Entries taken from a collection
▬▬▬▬▬▬▬▬▬▬

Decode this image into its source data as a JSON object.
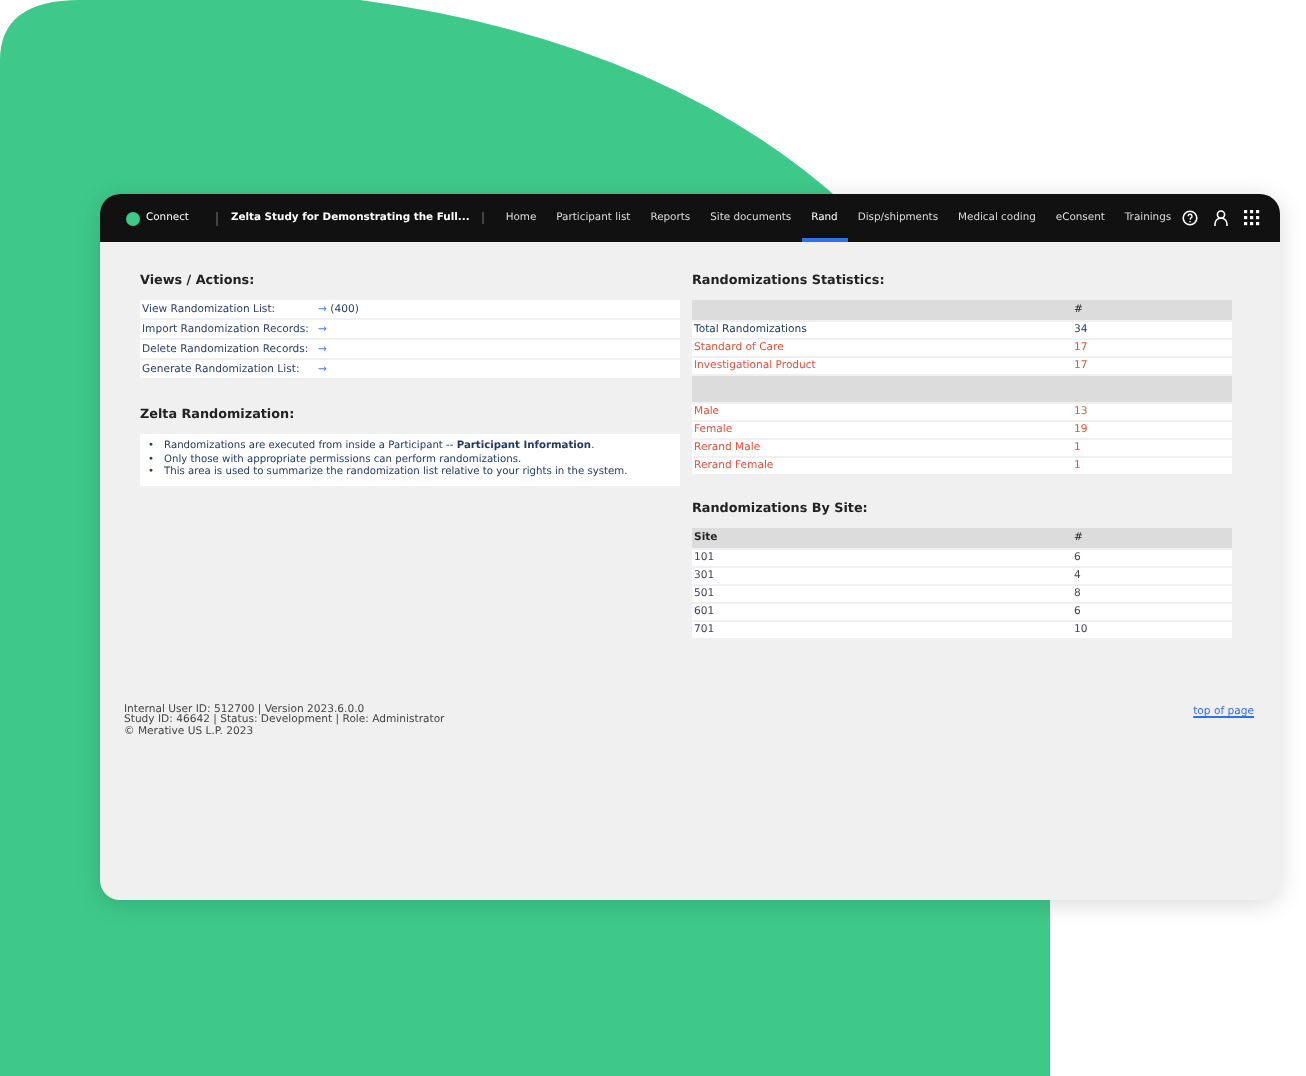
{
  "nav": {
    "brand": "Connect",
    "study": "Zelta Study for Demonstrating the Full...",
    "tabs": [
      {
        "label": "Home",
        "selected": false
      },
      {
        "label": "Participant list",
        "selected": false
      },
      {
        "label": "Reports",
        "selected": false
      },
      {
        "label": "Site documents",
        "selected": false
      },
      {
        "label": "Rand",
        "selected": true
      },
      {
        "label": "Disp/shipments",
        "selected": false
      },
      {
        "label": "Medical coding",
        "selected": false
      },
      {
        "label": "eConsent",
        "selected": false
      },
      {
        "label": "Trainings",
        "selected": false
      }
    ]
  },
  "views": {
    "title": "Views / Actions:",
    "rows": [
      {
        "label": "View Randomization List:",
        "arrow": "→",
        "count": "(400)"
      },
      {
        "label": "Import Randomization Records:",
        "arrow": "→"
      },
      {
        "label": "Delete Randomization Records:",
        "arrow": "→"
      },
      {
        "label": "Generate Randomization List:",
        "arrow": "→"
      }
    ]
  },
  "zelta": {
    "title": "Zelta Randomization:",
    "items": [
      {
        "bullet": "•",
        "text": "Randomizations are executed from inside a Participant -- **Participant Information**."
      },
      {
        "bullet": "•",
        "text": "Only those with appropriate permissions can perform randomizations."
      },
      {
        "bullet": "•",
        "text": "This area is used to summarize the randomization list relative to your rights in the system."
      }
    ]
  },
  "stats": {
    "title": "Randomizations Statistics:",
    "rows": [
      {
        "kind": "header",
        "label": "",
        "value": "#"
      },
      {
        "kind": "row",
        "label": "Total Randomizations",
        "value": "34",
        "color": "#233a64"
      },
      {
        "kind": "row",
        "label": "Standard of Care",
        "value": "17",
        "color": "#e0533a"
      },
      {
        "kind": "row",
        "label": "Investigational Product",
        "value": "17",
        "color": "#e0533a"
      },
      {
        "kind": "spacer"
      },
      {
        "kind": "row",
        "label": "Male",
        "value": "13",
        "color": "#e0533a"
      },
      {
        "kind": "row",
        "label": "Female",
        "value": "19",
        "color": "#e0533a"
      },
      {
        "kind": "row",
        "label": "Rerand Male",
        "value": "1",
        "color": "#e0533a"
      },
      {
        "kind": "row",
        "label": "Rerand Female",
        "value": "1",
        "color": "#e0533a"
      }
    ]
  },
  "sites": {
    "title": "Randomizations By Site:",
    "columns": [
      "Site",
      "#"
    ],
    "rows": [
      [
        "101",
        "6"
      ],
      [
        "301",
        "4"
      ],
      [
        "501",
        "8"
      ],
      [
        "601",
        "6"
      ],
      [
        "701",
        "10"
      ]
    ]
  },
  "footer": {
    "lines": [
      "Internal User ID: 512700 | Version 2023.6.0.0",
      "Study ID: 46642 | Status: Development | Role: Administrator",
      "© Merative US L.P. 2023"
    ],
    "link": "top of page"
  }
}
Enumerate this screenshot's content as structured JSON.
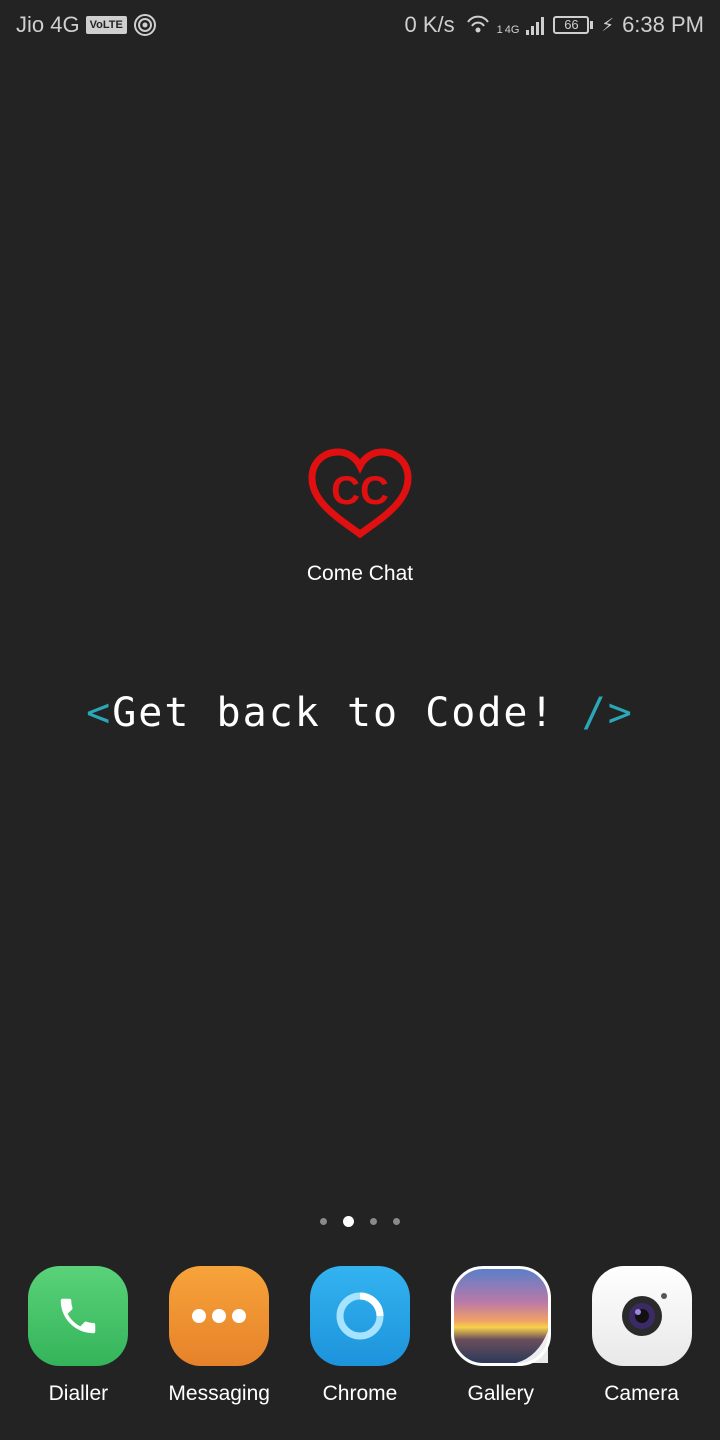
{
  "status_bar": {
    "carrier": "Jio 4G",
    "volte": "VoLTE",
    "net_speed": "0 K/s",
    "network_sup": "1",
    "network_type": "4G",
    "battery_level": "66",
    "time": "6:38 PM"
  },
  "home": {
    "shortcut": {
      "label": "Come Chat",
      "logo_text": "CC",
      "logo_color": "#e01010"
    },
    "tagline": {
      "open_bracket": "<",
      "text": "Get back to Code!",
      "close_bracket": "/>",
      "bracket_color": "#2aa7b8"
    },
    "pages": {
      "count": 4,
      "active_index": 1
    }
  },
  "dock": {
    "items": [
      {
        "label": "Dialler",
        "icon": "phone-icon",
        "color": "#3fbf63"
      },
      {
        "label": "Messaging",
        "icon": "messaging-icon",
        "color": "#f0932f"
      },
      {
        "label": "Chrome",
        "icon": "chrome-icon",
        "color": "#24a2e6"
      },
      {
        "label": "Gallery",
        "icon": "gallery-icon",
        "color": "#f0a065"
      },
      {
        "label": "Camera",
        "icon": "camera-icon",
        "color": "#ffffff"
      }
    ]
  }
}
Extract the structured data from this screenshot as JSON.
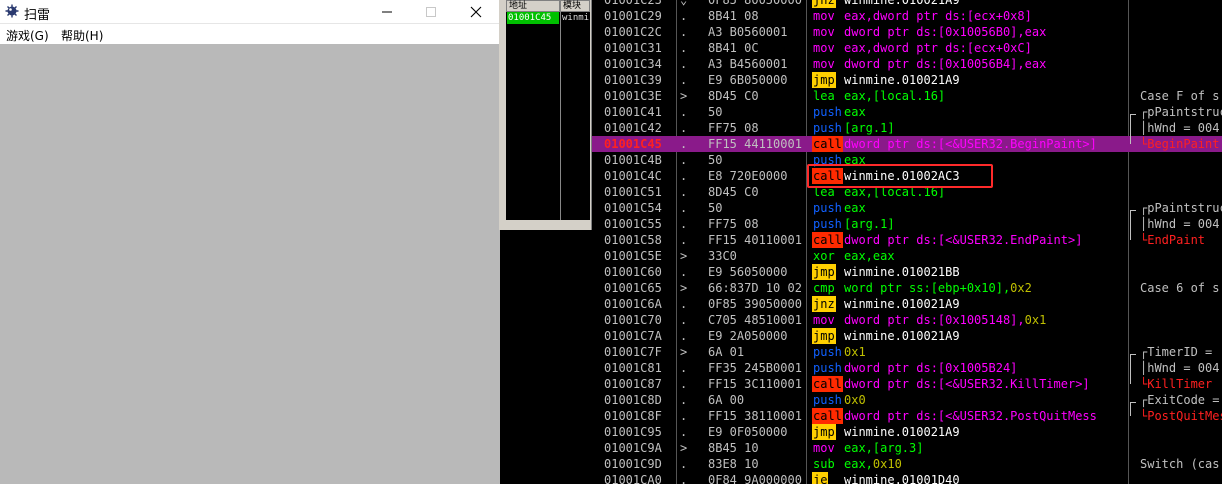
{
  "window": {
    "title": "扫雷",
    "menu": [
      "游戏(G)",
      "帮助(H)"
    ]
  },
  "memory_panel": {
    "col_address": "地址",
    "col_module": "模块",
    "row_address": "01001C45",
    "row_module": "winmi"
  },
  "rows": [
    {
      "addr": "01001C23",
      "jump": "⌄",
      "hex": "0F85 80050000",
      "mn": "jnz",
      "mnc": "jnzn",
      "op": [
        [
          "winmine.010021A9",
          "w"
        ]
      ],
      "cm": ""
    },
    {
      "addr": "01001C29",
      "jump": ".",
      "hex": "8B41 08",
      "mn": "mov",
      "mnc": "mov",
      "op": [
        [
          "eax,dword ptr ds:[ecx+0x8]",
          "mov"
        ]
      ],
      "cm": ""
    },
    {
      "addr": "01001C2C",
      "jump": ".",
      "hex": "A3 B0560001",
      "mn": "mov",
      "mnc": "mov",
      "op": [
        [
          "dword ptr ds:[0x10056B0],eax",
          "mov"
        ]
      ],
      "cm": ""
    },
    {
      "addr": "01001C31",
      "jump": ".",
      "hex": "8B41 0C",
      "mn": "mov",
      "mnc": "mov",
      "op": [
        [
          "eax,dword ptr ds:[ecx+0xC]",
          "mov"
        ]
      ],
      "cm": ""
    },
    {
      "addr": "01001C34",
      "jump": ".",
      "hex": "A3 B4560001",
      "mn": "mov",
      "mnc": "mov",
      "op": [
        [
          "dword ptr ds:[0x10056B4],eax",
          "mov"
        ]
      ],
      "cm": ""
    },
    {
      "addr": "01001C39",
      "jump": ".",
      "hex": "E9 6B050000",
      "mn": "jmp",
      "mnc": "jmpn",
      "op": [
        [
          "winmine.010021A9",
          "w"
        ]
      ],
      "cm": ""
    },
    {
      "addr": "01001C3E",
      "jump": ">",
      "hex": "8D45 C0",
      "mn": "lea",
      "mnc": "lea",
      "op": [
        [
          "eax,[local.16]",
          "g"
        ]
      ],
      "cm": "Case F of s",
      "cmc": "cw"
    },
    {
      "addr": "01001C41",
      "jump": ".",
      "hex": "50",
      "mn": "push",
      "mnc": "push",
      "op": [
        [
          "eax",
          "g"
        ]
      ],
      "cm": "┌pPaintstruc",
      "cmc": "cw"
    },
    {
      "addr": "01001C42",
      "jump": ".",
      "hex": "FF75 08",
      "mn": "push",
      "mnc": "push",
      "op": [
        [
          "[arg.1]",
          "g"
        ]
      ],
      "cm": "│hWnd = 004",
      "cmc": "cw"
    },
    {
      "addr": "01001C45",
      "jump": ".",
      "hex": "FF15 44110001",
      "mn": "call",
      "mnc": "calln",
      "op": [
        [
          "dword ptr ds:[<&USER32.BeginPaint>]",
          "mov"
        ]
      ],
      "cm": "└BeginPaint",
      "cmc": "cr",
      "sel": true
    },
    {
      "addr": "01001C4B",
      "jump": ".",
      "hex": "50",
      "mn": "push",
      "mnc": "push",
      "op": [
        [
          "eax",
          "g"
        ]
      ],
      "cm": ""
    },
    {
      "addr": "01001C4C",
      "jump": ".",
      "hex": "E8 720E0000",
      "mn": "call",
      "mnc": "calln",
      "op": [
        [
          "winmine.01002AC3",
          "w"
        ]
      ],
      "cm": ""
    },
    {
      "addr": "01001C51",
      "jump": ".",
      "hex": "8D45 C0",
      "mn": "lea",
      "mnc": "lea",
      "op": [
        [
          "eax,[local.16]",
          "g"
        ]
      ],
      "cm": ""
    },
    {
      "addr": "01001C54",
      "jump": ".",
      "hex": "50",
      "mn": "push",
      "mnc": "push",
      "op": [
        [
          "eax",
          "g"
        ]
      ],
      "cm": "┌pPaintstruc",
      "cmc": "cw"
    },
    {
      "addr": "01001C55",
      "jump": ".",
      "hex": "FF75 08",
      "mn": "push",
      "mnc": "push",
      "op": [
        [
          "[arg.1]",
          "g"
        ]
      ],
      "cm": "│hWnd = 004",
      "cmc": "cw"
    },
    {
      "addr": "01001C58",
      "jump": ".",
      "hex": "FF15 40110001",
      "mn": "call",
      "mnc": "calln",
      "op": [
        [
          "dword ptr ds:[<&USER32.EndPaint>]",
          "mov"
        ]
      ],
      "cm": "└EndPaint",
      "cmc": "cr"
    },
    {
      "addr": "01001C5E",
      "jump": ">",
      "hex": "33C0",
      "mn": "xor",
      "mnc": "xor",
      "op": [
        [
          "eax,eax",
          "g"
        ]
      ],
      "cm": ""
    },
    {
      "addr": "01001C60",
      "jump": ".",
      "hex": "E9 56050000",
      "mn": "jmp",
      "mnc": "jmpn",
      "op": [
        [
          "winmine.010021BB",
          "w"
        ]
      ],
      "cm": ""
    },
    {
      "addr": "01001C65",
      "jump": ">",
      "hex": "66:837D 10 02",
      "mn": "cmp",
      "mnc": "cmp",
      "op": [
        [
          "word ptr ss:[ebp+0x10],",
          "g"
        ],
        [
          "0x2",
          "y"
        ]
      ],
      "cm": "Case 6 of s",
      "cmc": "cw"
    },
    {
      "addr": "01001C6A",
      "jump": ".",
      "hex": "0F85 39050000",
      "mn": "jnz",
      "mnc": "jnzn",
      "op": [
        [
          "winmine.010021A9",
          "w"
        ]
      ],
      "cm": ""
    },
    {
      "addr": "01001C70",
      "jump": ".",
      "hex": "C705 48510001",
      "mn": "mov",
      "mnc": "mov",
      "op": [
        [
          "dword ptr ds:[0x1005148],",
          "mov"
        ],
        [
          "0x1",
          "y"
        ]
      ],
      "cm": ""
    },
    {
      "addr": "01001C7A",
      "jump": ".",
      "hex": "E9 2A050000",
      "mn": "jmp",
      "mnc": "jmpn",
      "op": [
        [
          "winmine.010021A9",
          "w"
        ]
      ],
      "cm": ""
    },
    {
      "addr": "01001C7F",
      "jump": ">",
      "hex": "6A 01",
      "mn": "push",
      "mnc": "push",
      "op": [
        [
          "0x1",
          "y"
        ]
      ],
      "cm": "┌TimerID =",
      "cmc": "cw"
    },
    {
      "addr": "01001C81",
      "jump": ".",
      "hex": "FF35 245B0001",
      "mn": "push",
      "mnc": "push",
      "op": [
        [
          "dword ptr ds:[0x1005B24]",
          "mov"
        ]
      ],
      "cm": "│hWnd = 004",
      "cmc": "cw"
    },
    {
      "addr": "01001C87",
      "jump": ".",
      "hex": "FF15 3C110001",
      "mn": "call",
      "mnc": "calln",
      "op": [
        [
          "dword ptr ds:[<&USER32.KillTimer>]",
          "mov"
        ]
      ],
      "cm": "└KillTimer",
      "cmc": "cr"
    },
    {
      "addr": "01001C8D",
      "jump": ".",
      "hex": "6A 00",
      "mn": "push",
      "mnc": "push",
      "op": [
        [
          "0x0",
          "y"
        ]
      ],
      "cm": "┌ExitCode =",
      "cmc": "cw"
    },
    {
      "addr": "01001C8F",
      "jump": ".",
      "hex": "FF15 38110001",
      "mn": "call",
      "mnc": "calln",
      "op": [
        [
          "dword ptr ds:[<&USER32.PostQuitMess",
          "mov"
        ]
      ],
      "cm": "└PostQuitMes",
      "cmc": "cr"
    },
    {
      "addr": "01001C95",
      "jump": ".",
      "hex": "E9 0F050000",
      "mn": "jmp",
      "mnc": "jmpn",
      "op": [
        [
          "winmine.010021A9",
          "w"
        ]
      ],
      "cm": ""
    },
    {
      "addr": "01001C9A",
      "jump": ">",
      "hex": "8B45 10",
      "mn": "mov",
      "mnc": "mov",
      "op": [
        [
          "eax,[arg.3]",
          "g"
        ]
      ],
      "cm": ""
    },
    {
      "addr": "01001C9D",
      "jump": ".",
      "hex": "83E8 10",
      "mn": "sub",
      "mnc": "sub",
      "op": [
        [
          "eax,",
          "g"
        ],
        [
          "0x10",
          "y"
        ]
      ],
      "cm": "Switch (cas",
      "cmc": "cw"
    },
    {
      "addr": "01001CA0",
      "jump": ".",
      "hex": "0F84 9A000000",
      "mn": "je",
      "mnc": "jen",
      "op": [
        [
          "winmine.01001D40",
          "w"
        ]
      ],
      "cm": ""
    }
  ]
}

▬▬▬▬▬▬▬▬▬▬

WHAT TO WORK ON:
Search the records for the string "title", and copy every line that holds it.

OUTPUT OF THE TASK:
    "title": "Views / Actions:",
    "title": "Zelta Randomization:",
    "title": "Randomizations Statistics:",
    "title": "Randomizations By Site:",
    "title": "扫雷",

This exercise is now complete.